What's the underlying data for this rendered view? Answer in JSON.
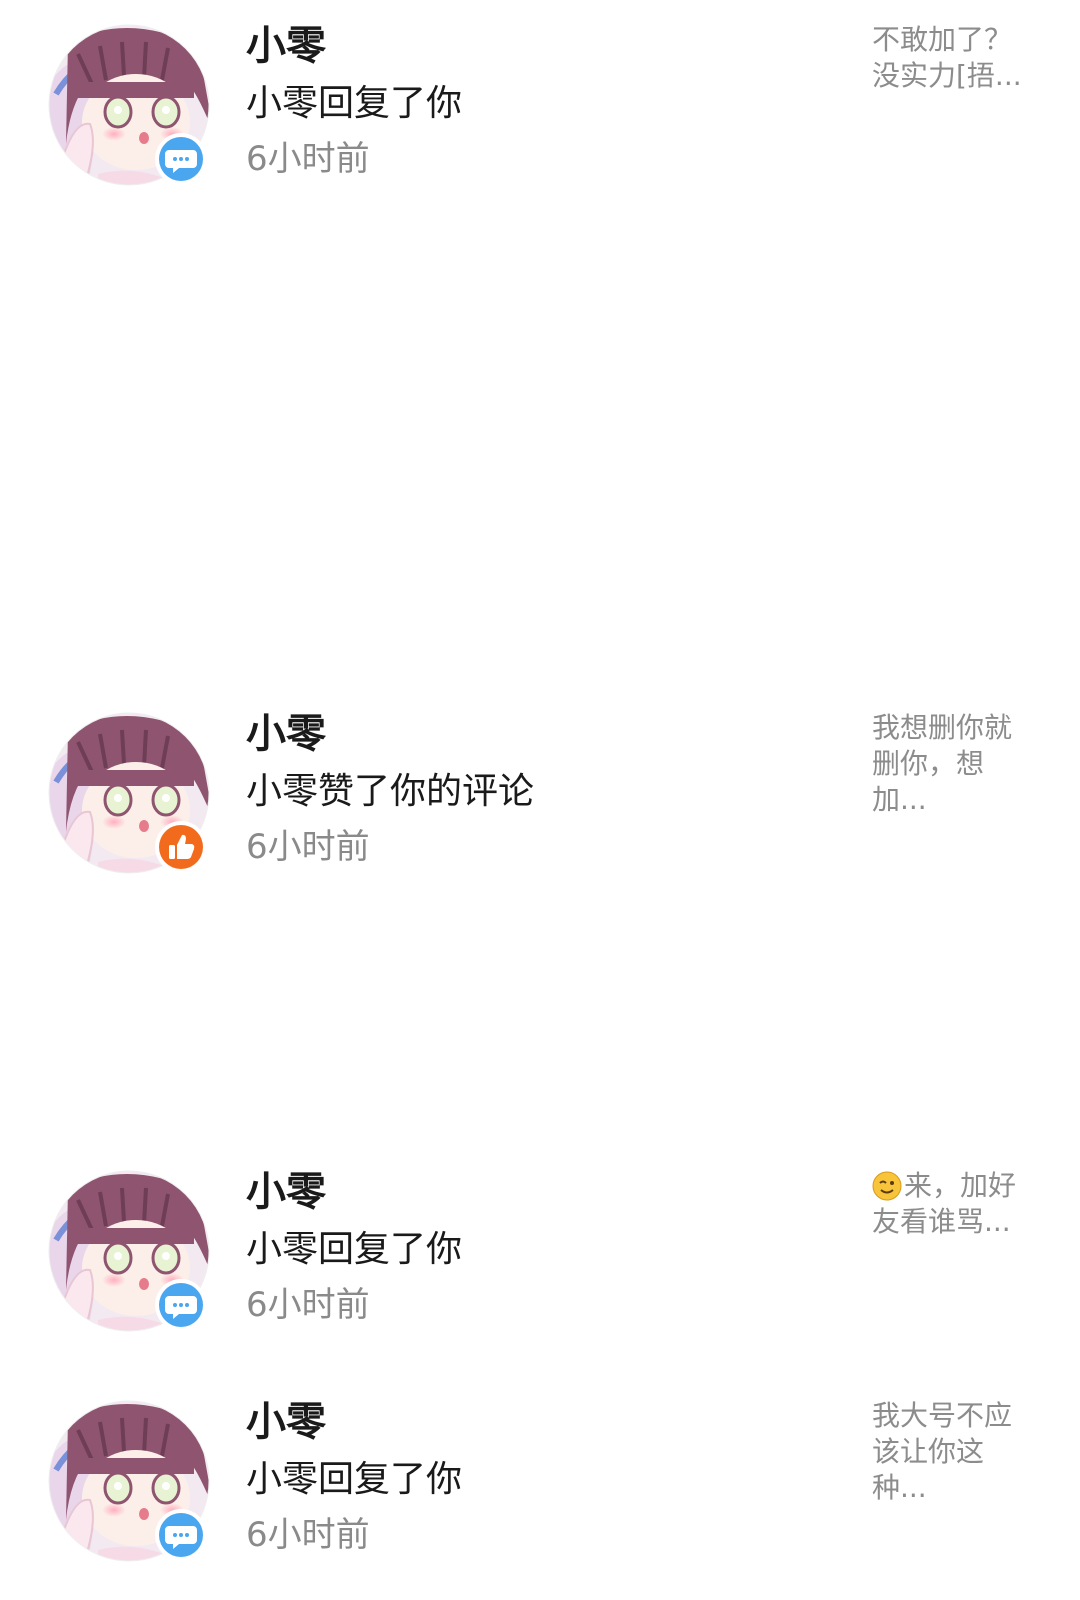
{
  "notifications": [
    {
      "name": "小零",
      "action": "小零回复了你",
      "time": "6小时前",
      "badge": "comment-badge-icon",
      "badge_color": "#4aa6ef",
      "preview": "不敢加了？没实力[捂..."
    },
    {
      "name": "小零",
      "action": "小零赞了你的评论",
      "time": "6小时前",
      "badge": "thumbs-up-badge-icon",
      "badge_color": "#f26b1d",
      "preview": "我想删你就删你，想加..."
    },
    {
      "name": "小零",
      "action": "小零回复了你",
      "time": "6小时前",
      "badge": "comment-badge-icon",
      "badge_color": "#4aa6ef",
      "preview_emoji": "wink-emoji-icon",
      "preview": "来，加好友看谁骂..."
    },
    {
      "name": "小零",
      "action": "小零回复了你",
      "time": "6小时前",
      "badge": "comment-badge-icon",
      "badge_color": "#4aa6ef",
      "preview": "我大号不应该让你这种..."
    }
  ]
}
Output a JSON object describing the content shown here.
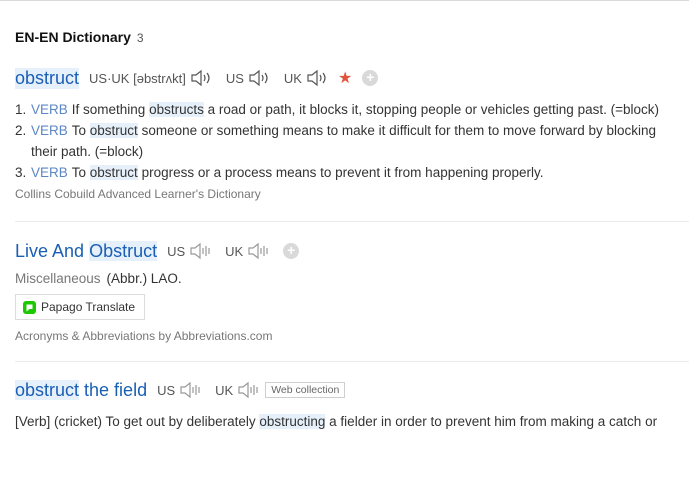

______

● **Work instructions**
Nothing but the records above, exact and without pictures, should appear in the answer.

● **Result**
What's the underlying data for this rendered view? Answer in JSON.
{
  "notifications": [
    {
      "name": "小零",
      "action": "小零回复了你",
      "time": "6小时前",
      "badge": "comment-badge-icon",
      "badge_color": "#4aa6ef",
      "preview": "不敢加了？没实力[捂..."
    },
    {
      "name": "小零",
      "action": "小零赞了你的评论",
      "time": "6小时前",
      "badge": "thumbs-up-badge-icon",
      "badge_color": "#f26b1d",
      "preview": "我想删你就删你，想加..."
    },
    {
      "name": "小零",
      "action": "小零回复了你",
      "time": "6小时前",
      "badge": "comment-badge-icon",
      "badge_color": "#4aa6ef",
      "preview_emoji": "wink-emoji-icon",
      "preview": "来，加好友看谁骂..."
    },
    {
      "name": "小零",
      "action": "小零回复了你",
      "time": "6小时前",
      "badge": "comment-badge-icon",
      "badge_color": "#4aa6ef",
      "preview": "我大号不应该让你这种..."
    }
  ]
}
Output a JSON object describing the content shown here.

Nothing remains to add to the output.